▶ [Aim of the exercise]:
Nothing but the records, copied exactly and stripped of pictures, should be in the answer.
======== Extracted material ========
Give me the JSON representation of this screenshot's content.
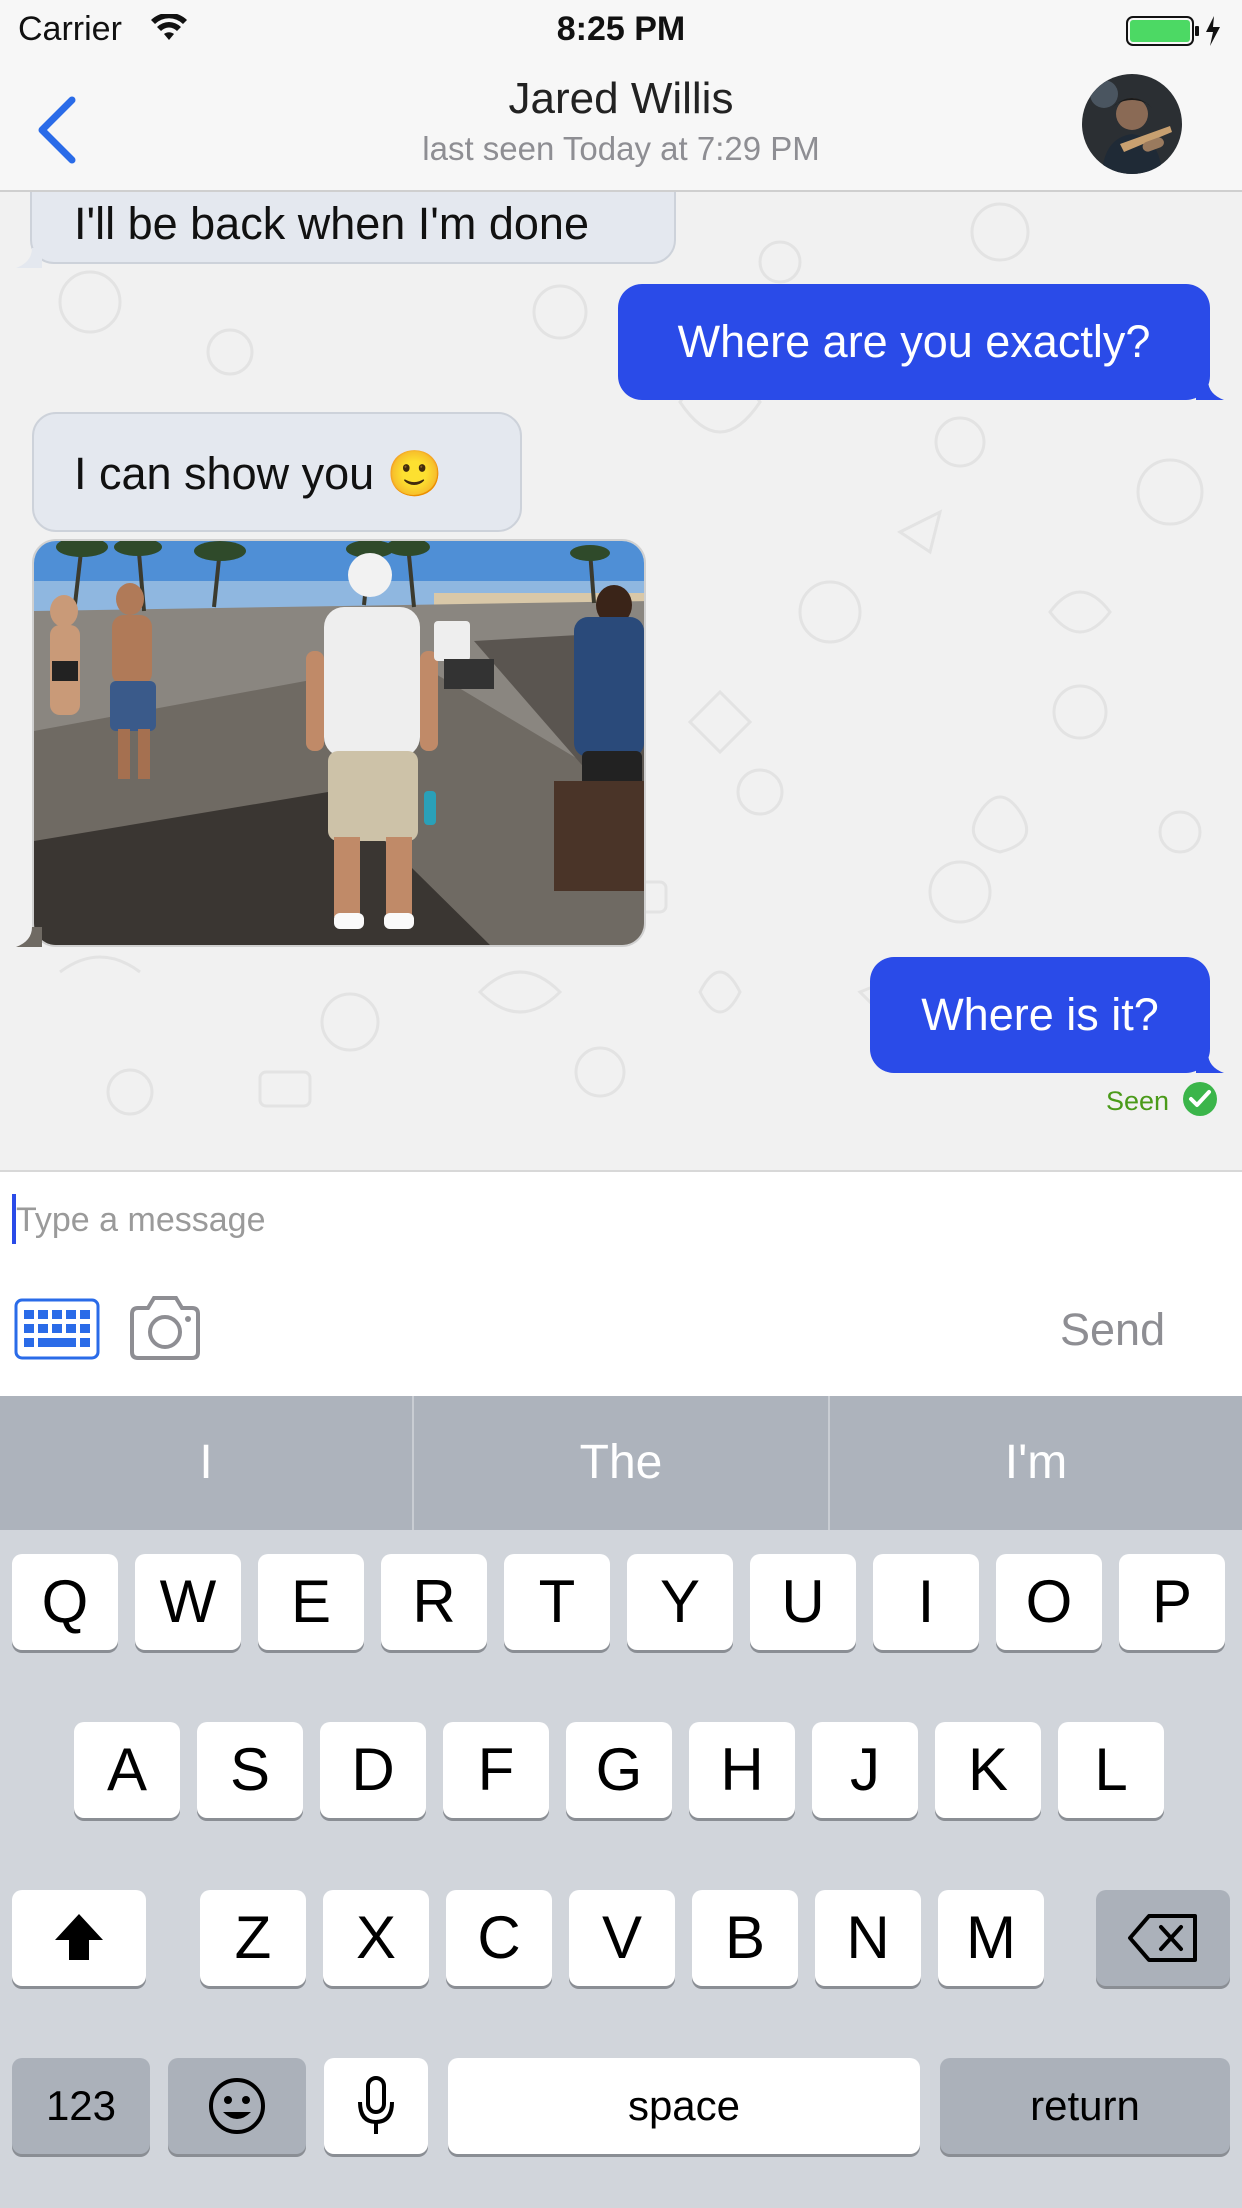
{
  "status_bar": {
    "carrier": "Carrier",
    "time": "8:25 PM",
    "icons": [
      "wifi-icon",
      "battery-icon",
      "charging-bolt-icon"
    ]
  },
  "nav": {
    "back_icon": "chevron-left-icon",
    "contact_name": "Jared Willis",
    "last_seen": "last seen Today at 7:29 PM",
    "avatar": "contact-avatar-photo"
  },
  "messages": [
    {
      "direction": "incoming",
      "type": "text",
      "text": "I'll be back when I'm done"
    },
    {
      "direction": "outgoing",
      "type": "text",
      "text": "Where are you exactly?"
    },
    {
      "direction": "incoming",
      "type": "text",
      "text": "I can show you 🙂"
    },
    {
      "direction": "incoming",
      "type": "image",
      "image": "beach-boardwalk-photo"
    },
    {
      "direction": "outgoing",
      "type": "text",
      "text": "Where is it?",
      "status": "Seen"
    }
  ],
  "input": {
    "placeholder": "Type a message",
    "value": "",
    "keyboard_icon": "keyboard-icon",
    "camera_icon": "camera-icon",
    "send_label": "Send"
  },
  "keyboard": {
    "suggestions": [
      "I",
      "The",
      "I'm"
    ],
    "row1": [
      "Q",
      "W",
      "E",
      "R",
      "T",
      "Y",
      "U",
      "I",
      "O",
      "P"
    ],
    "row2": [
      "A",
      "S",
      "D",
      "F",
      "G",
      "H",
      "J",
      "K",
      "L"
    ],
    "row3": [
      "Z",
      "X",
      "C",
      "V",
      "B",
      "N",
      "M"
    ],
    "numbers_label": "123",
    "space_label": "space",
    "return_label": "return",
    "special_icons": [
      "shift-icon",
      "delete-icon",
      "emoji-icon",
      "microphone-icon"
    ]
  },
  "colors": {
    "outgoing_bubble": "#2a4be8",
    "incoming_bubble": "#e4e8ef",
    "accent": "#2a6be8",
    "seen": "#4a9a19",
    "suggestion_bar": "#adb3bc",
    "keyboard_bg": "#d1d5db"
  }
}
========
▶ [Your response]:
Give me the JSON representation of this screenshot's content.
{
  "status_bar": {
    "carrier": "Carrier",
    "time": "8:25 PM",
    "icons": [
      "wifi-icon",
      "battery-icon",
      "charging-bolt-icon"
    ]
  },
  "nav": {
    "back_icon": "chevron-left-icon",
    "contact_name": "Jared Willis",
    "last_seen": "last seen Today at 7:29 PM",
    "avatar": "contact-avatar-photo"
  },
  "messages": [
    {
      "direction": "incoming",
      "type": "text",
      "text": "I'll be back when I'm done"
    },
    {
      "direction": "outgoing",
      "type": "text",
      "text": "Where are you exactly?"
    },
    {
      "direction": "incoming",
      "type": "text",
      "text": "I can show you 🙂"
    },
    {
      "direction": "incoming",
      "type": "image",
      "image": "beach-boardwalk-photo"
    },
    {
      "direction": "outgoing",
      "type": "text",
      "text": "Where is it?",
      "status": "Seen"
    }
  ],
  "input": {
    "placeholder": "Type a message",
    "value": "",
    "keyboard_icon": "keyboard-icon",
    "camera_icon": "camera-icon",
    "send_label": "Send"
  },
  "keyboard": {
    "suggestions": [
      "I",
      "The",
      "I'm"
    ],
    "row1": [
      "Q",
      "W",
      "E",
      "R",
      "T",
      "Y",
      "U",
      "I",
      "O",
      "P"
    ],
    "row2": [
      "A",
      "S",
      "D",
      "F",
      "G",
      "H",
      "J",
      "K",
      "L"
    ],
    "row3": [
      "Z",
      "X",
      "C",
      "V",
      "B",
      "N",
      "M"
    ],
    "numbers_label": "123",
    "space_label": "space",
    "return_label": "return",
    "special_icons": [
      "shift-icon",
      "delete-icon",
      "emoji-icon",
      "microphone-icon"
    ]
  },
  "colors": {
    "outgoing_bubble": "#2a4be8",
    "incoming_bubble": "#e4e8ef",
    "accent": "#2a6be8",
    "seen": "#4a9a19",
    "suggestion_bar": "#adb3bc",
    "keyboard_bg": "#d1d5db"
  }
}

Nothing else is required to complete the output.